Work request: The data below should be duplicated in full, unchanged.

Exercise data:
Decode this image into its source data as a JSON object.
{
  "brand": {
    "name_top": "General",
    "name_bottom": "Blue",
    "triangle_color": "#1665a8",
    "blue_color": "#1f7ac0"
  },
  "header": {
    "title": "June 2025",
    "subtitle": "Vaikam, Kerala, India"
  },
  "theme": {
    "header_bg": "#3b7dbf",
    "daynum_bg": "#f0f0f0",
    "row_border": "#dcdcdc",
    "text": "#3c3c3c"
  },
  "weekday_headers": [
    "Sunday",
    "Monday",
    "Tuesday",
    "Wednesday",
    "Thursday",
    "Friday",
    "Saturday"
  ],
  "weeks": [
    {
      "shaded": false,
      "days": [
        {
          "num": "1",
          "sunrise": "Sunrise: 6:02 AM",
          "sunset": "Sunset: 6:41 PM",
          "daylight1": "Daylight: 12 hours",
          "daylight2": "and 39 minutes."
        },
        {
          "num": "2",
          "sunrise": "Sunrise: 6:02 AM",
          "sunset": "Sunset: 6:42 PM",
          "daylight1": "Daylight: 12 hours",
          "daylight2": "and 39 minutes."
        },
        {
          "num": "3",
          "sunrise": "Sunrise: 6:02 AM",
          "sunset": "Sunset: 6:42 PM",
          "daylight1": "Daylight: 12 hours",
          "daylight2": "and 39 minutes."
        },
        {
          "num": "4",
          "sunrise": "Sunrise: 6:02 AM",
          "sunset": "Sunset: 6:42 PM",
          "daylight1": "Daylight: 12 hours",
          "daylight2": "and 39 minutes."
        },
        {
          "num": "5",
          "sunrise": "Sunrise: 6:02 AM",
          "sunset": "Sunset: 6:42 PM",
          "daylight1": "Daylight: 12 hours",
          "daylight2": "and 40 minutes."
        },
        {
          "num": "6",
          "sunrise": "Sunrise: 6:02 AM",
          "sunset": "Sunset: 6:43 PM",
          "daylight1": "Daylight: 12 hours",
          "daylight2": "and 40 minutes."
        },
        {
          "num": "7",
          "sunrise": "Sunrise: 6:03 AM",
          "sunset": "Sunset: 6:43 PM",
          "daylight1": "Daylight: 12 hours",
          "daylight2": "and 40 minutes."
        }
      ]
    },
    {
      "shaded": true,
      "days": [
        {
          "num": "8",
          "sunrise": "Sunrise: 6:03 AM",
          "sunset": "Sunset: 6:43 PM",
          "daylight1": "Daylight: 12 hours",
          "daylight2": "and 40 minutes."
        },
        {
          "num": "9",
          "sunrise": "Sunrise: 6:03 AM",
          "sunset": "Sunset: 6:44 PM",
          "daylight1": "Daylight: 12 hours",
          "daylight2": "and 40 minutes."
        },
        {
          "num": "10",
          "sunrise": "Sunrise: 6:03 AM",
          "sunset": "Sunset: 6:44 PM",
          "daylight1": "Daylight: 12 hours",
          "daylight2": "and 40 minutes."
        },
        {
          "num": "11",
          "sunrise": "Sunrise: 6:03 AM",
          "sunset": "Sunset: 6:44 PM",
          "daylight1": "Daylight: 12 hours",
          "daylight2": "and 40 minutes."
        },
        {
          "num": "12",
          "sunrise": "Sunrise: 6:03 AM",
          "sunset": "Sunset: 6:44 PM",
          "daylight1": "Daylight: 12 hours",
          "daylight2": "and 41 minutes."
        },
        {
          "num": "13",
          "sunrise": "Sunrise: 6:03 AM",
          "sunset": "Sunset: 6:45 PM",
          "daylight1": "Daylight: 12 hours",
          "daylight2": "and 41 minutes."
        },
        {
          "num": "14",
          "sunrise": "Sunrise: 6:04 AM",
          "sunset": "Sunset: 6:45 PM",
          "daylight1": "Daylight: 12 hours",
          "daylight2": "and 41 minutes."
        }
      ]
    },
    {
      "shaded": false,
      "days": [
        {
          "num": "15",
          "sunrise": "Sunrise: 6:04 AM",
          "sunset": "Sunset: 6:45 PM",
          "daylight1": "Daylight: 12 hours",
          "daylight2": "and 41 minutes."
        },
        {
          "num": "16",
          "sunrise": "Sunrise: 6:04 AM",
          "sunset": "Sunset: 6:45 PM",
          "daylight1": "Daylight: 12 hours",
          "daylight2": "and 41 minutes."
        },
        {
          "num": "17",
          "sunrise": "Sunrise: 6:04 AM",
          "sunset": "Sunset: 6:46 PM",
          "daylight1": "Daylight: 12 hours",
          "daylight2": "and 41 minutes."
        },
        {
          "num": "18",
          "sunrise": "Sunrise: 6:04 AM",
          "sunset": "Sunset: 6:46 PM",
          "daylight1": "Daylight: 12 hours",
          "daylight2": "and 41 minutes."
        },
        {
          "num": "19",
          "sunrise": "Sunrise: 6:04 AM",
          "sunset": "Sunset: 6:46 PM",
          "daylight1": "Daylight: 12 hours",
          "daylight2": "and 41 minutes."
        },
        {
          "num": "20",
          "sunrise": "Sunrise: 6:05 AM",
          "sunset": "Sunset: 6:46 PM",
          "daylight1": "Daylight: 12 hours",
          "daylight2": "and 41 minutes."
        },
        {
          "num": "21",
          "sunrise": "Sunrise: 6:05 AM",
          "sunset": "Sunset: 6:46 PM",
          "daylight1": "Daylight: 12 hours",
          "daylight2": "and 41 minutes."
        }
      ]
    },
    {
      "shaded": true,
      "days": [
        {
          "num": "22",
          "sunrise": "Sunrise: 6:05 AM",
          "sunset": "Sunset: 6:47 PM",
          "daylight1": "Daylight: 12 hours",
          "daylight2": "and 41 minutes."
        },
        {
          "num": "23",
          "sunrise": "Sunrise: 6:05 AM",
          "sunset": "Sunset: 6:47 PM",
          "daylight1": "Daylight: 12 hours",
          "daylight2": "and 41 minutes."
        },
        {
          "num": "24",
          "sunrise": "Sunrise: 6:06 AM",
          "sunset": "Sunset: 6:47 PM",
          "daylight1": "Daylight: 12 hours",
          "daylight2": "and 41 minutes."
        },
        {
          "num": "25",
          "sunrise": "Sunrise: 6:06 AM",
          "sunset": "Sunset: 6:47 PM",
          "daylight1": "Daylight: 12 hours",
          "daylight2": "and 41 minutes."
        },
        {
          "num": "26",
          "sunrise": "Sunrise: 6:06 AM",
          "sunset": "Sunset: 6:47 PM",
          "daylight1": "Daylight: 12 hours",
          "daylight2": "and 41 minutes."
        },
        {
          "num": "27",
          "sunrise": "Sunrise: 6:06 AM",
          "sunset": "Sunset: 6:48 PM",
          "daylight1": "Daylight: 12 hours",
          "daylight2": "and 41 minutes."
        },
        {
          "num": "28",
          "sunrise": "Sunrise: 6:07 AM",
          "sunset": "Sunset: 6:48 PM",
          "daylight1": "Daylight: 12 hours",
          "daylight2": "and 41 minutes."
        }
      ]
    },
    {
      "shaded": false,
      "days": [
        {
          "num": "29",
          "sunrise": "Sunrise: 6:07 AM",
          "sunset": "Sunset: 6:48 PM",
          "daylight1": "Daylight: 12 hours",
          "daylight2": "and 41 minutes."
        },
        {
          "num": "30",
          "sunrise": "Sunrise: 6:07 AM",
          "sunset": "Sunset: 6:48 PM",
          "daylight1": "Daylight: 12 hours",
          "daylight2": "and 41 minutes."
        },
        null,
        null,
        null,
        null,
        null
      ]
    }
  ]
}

Written answer:
Decode this image into its source data as a JSON object.
{
  "brand": {
    "name_top": "General",
    "name_bottom": "Blue",
    "triangle_color": "#1665a8",
    "blue_color": "#1f7ac0"
  },
  "header": {
    "title": "June 2025",
    "subtitle": "Vaikam, Kerala, India"
  },
  "theme": {
    "header_bg": "#3b7dbf",
    "daynum_bg": "#f0f0f0",
    "row_border": "#dcdcdc",
    "text": "#3c3c3c"
  },
  "weekday_headers": [
    "Sunday",
    "Monday",
    "Tuesday",
    "Wednesday",
    "Thursday",
    "Friday",
    "Saturday"
  ],
  "weeks": [
    {
      "shaded": false,
      "days": [
        {
          "num": "1",
          "sunrise": "Sunrise: 6:02 AM",
          "sunset": "Sunset: 6:41 PM",
          "daylight1": "Daylight: 12 hours",
          "daylight2": "and 39 minutes."
        },
        {
          "num": "2",
          "sunrise": "Sunrise: 6:02 AM",
          "sunset": "Sunset: 6:42 PM",
          "daylight1": "Daylight: 12 hours",
          "daylight2": "and 39 minutes."
        },
        {
          "num": "3",
          "sunrise": "Sunrise: 6:02 AM",
          "sunset": "Sunset: 6:42 PM",
          "daylight1": "Daylight: 12 hours",
          "daylight2": "and 39 minutes."
        },
        {
          "num": "4",
          "sunrise": "Sunrise: 6:02 AM",
          "sunset": "Sunset: 6:42 PM",
          "daylight1": "Daylight: 12 hours",
          "daylight2": "and 39 minutes."
        },
        {
          "num": "5",
          "sunrise": "Sunrise: 6:02 AM",
          "sunset": "Sunset: 6:42 PM",
          "daylight1": "Daylight: 12 hours",
          "daylight2": "and 40 minutes."
        },
        {
          "num": "6",
          "sunrise": "Sunrise: 6:02 AM",
          "sunset": "Sunset: 6:43 PM",
          "daylight1": "Daylight: 12 hours",
          "daylight2": "and 40 minutes."
        },
        {
          "num": "7",
          "sunrise": "Sunrise: 6:03 AM",
          "sunset": "Sunset: 6:43 PM",
          "daylight1": "Daylight: 12 hours",
          "daylight2": "and 40 minutes."
        }
      ]
    },
    {
      "shaded": true,
      "days": [
        {
          "num": "8",
          "sunrise": "Sunrise: 6:03 AM",
          "sunset": "Sunset: 6:43 PM",
          "daylight1": "Daylight: 12 hours",
          "daylight2": "and 40 minutes."
        },
        {
          "num": "9",
          "sunrise": "Sunrise: 6:03 AM",
          "sunset": "Sunset: 6:44 PM",
          "daylight1": "Daylight: 12 hours",
          "daylight2": "and 40 minutes."
        },
        {
          "num": "10",
          "sunrise": "Sunrise: 6:03 AM",
          "sunset": "Sunset: 6:44 PM",
          "daylight1": "Daylight: 12 hours",
          "daylight2": "and 40 minutes."
        },
        {
          "num": "11",
          "sunrise": "Sunrise: 6:03 AM",
          "sunset": "Sunset: 6:44 PM",
          "daylight1": "Daylight: 12 hours",
          "daylight2": "and 40 minutes."
        },
        {
          "num": "12",
          "sunrise": "Sunrise: 6:03 AM",
          "sunset": "Sunset: 6:44 PM",
          "daylight1": "Daylight: 12 hours",
          "daylight2": "and 41 minutes."
        },
        {
          "num": "13",
          "sunrise": "Sunrise: 6:03 AM",
          "sunset": "Sunset: 6:45 PM",
          "daylight1": "Daylight: 12 hours",
          "daylight2": "and 41 minutes."
        },
        {
          "num": "14",
          "sunrise": "Sunrise: 6:04 AM",
          "sunset": "Sunset: 6:45 PM",
          "daylight1": "Daylight: 12 hours",
          "daylight2": "and 41 minutes."
        }
      ]
    },
    {
      "shaded": false,
      "days": [
        {
          "num": "15",
          "sunrise": "Sunrise: 6:04 AM",
          "sunset": "Sunset: 6:45 PM",
          "daylight1": "Daylight: 12 hours",
          "daylight2": "and 41 minutes."
        },
        {
          "num": "16",
          "sunrise": "Sunrise: 6:04 AM",
          "sunset": "Sunset: 6:45 PM",
          "daylight1": "Daylight: 12 hours",
          "daylight2": "and 41 minutes."
        },
        {
          "num": "17",
          "sunrise": "Sunrise: 6:04 AM",
          "sunset": "Sunset: 6:46 PM",
          "daylight1": "Daylight: 12 hours",
          "daylight2": "and 41 minutes."
        },
        {
          "num": "18",
          "sunrise": "Sunrise: 6:04 AM",
          "sunset": "Sunset: 6:46 PM",
          "daylight1": "Daylight: 12 hours",
          "daylight2": "and 41 minutes."
        },
        {
          "num": "19",
          "sunrise": "Sunrise: 6:04 AM",
          "sunset": "Sunset: 6:46 PM",
          "daylight1": "Daylight: 12 hours",
          "daylight2": "and 41 minutes."
        },
        {
          "num": "20",
          "sunrise": "Sunrise: 6:05 AM",
          "sunset": "Sunset: 6:46 PM",
          "daylight1": "Daylight: 12 hours",
          "daylight2": "and 41 minutes."
        },
        {
          "num": "21",
          "sunrise": "Sunrise: 6:05 AM",
          "sunset": "Sunset: 6:46 PM",
          "daylight1": "Daylight: 12 hours",
          "daylight2": "and 41 minutes."
        }
      ]
    },
    {
      "shaded": true,
      "days": [
        {
          "num": "22",
          "sunrise": "Sunrise: 6:05 AM",
          "sunset": "Sunset: 6:47 PM",
          "daylight1": "Daylight: 12 hours",
          "daylight2": "and 41 minutes."
        },
        {
          "num": "23",
          "sunrise": "Sunrise: 6:05 AM",
          "sunset": "Sunset: 6:47 PM",
          "daylight1": "Daylight: 12 hours",
          "daylight2": "and 41 minutes."
        },
        {
          "num": "24",
          "sunrise": "Sunrise: 6:06 AM",
          "sunset": "Sunset: 6:47 PM",
          "daylight1": "Daylight: 12 hours",
          "daylight2": "and 41 minutes."
        },
        {
          "num": "25",
          "sunrise": "Sunrise: 6:06 AM",
          "sunset": "Sunset: 6:47 PM",
          "daylight1": "Daylight: 12 hours",
          "daylight2": "and 41 minutes."
        },
        {
          "num": "26",
          "sunrise": "Sunrise: 6:06 AM",
          "sunset": "Sunset: 6:47 PM",
          "daylight1": "Daylight: 12 hours",
          "daylight2": "and 41 minutes."
        },
        {
          "num": "27",
          "sunrise": "Sunrise: 6:06 AM",
          "sunset": "Sunset: 6:48 PM",
          "daylight1": "Daylight: 12 hours",
          "daylight2": "and 41 minutes."
        },
        {
          "num": "28",
          "sunrise": "Sunrise: 6:07 AM",
          "sunset": "Sunset: 6:48 PM",
          "daylight1": "Daylight: 12 hours",
          "daylight2": "and 41 minutes."
        }
      ]
    },
    {
      "shaded": false,
      "days": [
        {
          "num": "29",
          "sunrise": "Sunrise: 6:07 AM",
          "sunset": "Sunset: 6:48 PM",
          "daylight1": "Daylight: 12 hours",
          "daylight2": "and 41 minutes."
        },
        {
          "num": "30",
          "sunrise": "Sunrise: 6:07 AM",
          "sunset": "Sunset: 6:48 PM",
          "daylight1": "Daylight: 12 hours",
          "daylight2": "and 41 minutes."
        },
        null,
        null,
        null,
        null,
        null
      ]
    }
  ]
}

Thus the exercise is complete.